(Beginning of Material for the task)
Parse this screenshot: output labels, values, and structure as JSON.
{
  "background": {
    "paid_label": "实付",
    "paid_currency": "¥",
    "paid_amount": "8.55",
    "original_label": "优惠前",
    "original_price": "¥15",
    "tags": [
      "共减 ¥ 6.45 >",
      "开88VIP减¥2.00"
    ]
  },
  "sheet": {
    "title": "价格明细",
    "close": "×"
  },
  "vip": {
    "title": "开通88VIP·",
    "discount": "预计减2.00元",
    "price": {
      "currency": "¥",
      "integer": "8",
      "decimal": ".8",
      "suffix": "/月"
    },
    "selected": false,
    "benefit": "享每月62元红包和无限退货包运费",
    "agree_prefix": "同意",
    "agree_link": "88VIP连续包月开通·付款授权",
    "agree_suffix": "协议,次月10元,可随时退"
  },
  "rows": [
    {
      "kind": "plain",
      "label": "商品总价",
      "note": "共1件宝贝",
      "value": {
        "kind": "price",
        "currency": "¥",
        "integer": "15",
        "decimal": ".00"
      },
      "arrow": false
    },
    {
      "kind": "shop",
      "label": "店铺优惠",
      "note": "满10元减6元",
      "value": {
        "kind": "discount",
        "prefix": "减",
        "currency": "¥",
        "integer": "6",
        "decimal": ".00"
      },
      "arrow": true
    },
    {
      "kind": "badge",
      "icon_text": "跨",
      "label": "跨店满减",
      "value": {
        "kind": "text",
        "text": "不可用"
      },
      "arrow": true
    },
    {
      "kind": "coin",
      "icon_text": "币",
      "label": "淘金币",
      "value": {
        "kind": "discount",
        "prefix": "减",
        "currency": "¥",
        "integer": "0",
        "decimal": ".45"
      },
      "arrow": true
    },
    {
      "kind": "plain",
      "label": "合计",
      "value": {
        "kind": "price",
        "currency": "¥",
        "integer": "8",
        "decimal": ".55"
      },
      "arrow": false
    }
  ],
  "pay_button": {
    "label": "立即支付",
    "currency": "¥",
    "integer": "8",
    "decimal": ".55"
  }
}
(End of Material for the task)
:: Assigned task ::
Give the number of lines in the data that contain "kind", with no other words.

:: Expected answer ::
10